New questions posted by users should be gathered in a spreadsheet and added to the project FAQ.
Apart from the guidelines, you should also establish KPIs to evaluate the community manager’s performance. While different metrics can be used, we recommend focusing on these:
The list is far from exhaustive, but without tracking these metrics you won’t be able to evaluate the manager’s work objectively.
Once you’re done with the analysis and documentation for the community manager, you can finally launch your community:
Once the community page or channel has some content and the moderator is ready, introduce other marketing channels to attract target traffic.
The average size of an early-stage crypto community is 5,000 members on Discord, 10,000 for a Telegram crypto community, and 15,000 on Twitter. Therefore, we recommend getting 70% of your starter audience from cheaper sources (for qantity) and 30% from more expensive channels (for activity).
We also suggest using Twitter to find, select, and collaborate with the influencers who will channel their followers to your new community with promo tweets. You’ll need to provide a link to the community.
It’s better to attract users in several stages with 3 to 6 week breaks, so that audience outflow coincides with the inflow of new followers.
Select several bloggers for each campaign and distribute the budget between influencers of various price levels and audience size. This is better that spending everything on a single expensive influencer, since their audience can turn out not to match your target — and because a huge audience can include a lot of fake followers (something you should avoid).
You have a good-sized community; the community manager maintains a good level of activity through interesting content and engagement mechanics; and the product has captured the users’ interest thanks to its interesting features and roadmap.
Timely reports and community analysis can help choose the best crypto community expansion tactic.
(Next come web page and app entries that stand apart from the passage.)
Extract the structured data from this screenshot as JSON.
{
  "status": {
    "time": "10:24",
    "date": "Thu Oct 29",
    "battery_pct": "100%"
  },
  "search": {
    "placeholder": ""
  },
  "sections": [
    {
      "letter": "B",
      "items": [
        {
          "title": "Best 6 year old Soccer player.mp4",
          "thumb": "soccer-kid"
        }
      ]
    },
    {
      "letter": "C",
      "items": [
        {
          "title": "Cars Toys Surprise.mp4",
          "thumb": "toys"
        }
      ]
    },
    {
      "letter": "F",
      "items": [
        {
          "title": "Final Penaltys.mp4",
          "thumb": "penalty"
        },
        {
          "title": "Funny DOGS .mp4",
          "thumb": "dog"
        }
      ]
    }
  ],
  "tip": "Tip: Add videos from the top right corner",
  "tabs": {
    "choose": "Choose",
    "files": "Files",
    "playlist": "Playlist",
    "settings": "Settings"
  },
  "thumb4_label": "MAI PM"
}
This doesn’t have to be scaling up — there are a few options:
Community development steps in all these cases will be the same as what we described: you’ll need to go through the whole process starting from preparatory anaysis and ending with attracting traffic or launching/relaunching the community.
As your community evolves, quantitative metrics aren’t the first things to watch out for — even though they can show you the growth and activity dynamics. Instead, give priority to working with user feedback.
Every month, obtain feedback from the community manager to learn these things about the users:
Moreover, you shoud analyze the content of the posts and the quality of crypto community management to understand how satisfied the users are with the current format.
By gathering up-to-date data every month, you’ll be able to identify user needs and implement them in the next period.
Successful crypto community building involves a lot of steps, each of which seems easy when taken by itself. But failing any of this steps can mean losing to your competitors and ending up with a community that is nothing more than a number.
It’s important to leverage the latest trends and listen to your users. This way you can create a community that matches their expectations and has the competitive advantages that will keep the audience interested in your product.